government

U.S. has more than 2,000 insurance mandates

NEWS IN BRIEF — Posted April 22, 2013

Print  |   Email  |   Respond  |   Reprints  |   Like Facebook  |   Share Twitter  |   Tweet Linkedin

The number of state health insurance requirements has surpassed 2,000 nationwide, a result of two decades of steady increases in regulation, the Council for Affordable Health Insurance has determined.

Insurers operating under such mandates must offer certain types of benefits, cover certain patient populations or contract with certain health care professionals. The report stated that these requirements increase the cost of health insurance because insurers “have to pay for care consumers previously funded out of their own pockets.” About 850 mandates existed across the 50 states in 1992; now there are 2,271, an increase of 167%, said Victoria Craig Bunce, CAHI’s research and policy director. The council represents insurers, small businesses and others.

“Based on our annual analysis, mandated benefits currently increase the cost of basic health coverage from slightly less than 10% to more than 50%, depending on the state, specific legislative language, and type of health insurance policy,” Bunce said.

States with the largest numbers of mandated benefits are Maryland, Minnesota, Rhode Island and Virginia, while Idaho had the least number of mandates. Some mandates for certain types of medical benefits were more popular than others. All 50 states had mandates for mammography screening and maternity minimum stays, while only one state had a mandate for cardiovascular disease screening.

Back to top


ADVERTISEMENT

ADVERTISE HERE

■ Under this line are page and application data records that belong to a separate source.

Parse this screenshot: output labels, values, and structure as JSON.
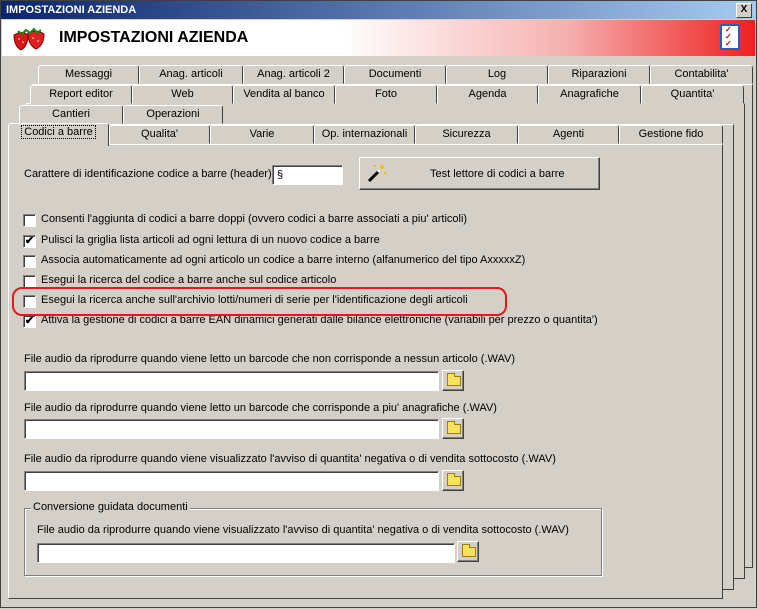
{
  "window": {
    "title": "IMPOSTAZIONI AZIENDA",
    "close_label": "X"
  },
  "header": {
    "title": "IMPOSTAZIONI AZIENDA",
    "logo_icon": "strawberry-icon",
    "right_icon": "checklist-icon"
  },
  "tabs": {
    "row1": [
      "Messaggi",
      "Anag. articoli",
      "Anag. articoli 2",
      "Documenti",
      "Log",
      "Riparazioni",
      "Contabilita'"
    ],
    "row2": [
      "Report editor",
      "Web",
      "Vendita al banco",
      "Foto",
      "Agenda",
      "Anagrafiche",
      "Quantita'"
    ],
    "row3": [
      "Cantieri",
      "Operazioni"
    ],
    "row4": [
      "Codici a barre",
      "Qualita'",
      "Varie",
      "Op. internazionali",
      "Sicurezza",
      "Agenti",
      "Gestione fido"
    ],
    "active": "Codici a barre"
  },
  "barcode": {
    "header_label": "Carattere di identificazione codice a barre (header) :",
    "header_value": "§",
    "test_button": "Test lettore di codici a barre",
    "test_button_icon": "magic-wand-icon"
  },
  "options": [
    {
      "label": "Consenti l'aggiunta di codici a barre doppi (ovvero codici a barre associati a piu' articoli)",
      "checked": false
    },
    {
      "label": "Pulisci la griglia lista articoli ad ogni lettura di un nuovo codice a barre",
      "checked": true
    },
    {
      "label": "Associa automaticamente ad ogni articolo un codice a barre interno (alfanumerico del tipo AxxxxxZ)",
      "checked": false
    },
    {
      "label": "Esegui la ricerca del codice a barre anche sul codice articolo",
      "checked": false
    },
    {
      "label": "Esegui la ricerca anche sull'archivio lotti/numeri di serie per l'identificazione degli articoli",
      "checked": false
    },
    {
      "label": "Attiva la gestione di codici a barre EAN dinamici generati dalle bilance elettroniche (variabili per prezzo o quantita')",
      "checked": true
    }
  ],
  "check_mark": "✔",
  "audio": [
    {
      "label": "File audio da riprodurre quando viene letto un barcode che non corrisponde a nessun articolo (.WAV)",
      "value": ""
    },
    {
      "label": "File audio da riprodurre quando viene letto un barcode che corrisponde a piu' anagrafiche (.WAV)",
      "value": ""
    },
    {
      "label": "File audio da riprodurre quando viene visualizzato l'avviso di quantita' negativa o di vendita sottocosto (.WAV)",
      "value": ""
    }
  ],
  "conversion_group": {
    "title": "Conversione guidata documenti",
    "label": "File audio da riprodurre quando viene visualizzato l'avviso di quantita' negativa o di vendita sottocosto (.WAV)",
    "value": ""
  },
  "colors": {
    "highlight": "#e8161d",
    "title_bar": "#0a246a",
    "header_gradient_end": "#ee2020"
  }
}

Featured
Read story

Confronting bias against obese patients

Medical educators are starting to raise awareness about how weight-related stigma can impair patient-physician communication and the treatment of obesity. Read story


Read story

Goodbye

American Medical News is ceasing publication after 55 years of serving physicians by keeping them informed of their rapidly changing profession. Read story


Read story

Policing medical practice employees after work

Doctors can try to regulate staff actions outside the office, but they must watch what they try to stamp out and how they do it. Read story


Read story

Diabetes prevention: Set on a course for lifestyle change

The YMCA's evidence-based program is helping prediabetic patients eat right, get active and lose weight. Read story


Read story

Medicaid's muddled preventive care picture

The health system reform law promises no-cost coverage of a lengthy list of screenings and other prevention services, but some beneficiaries still might miss out. Read story


Read story

How to get tax breaks for your medical practice

Federal, state and local governments offer doctors incentives because practices are recognized as economic engines. But physicians must know how and where to find them. Read story


Read story

Advance pay ACOs: A down payment on Medicare's future

Accountable care organizations that pay doctors up-front bring practice improvements, but it's unclear yet if program actuaries will see a return on investment. Read story


Read story

Physician liability: Your team, your legal risk

When health care team members drop the ball, it's often doctors who end up in court. How can physicians improve such care and avoid risks? Read story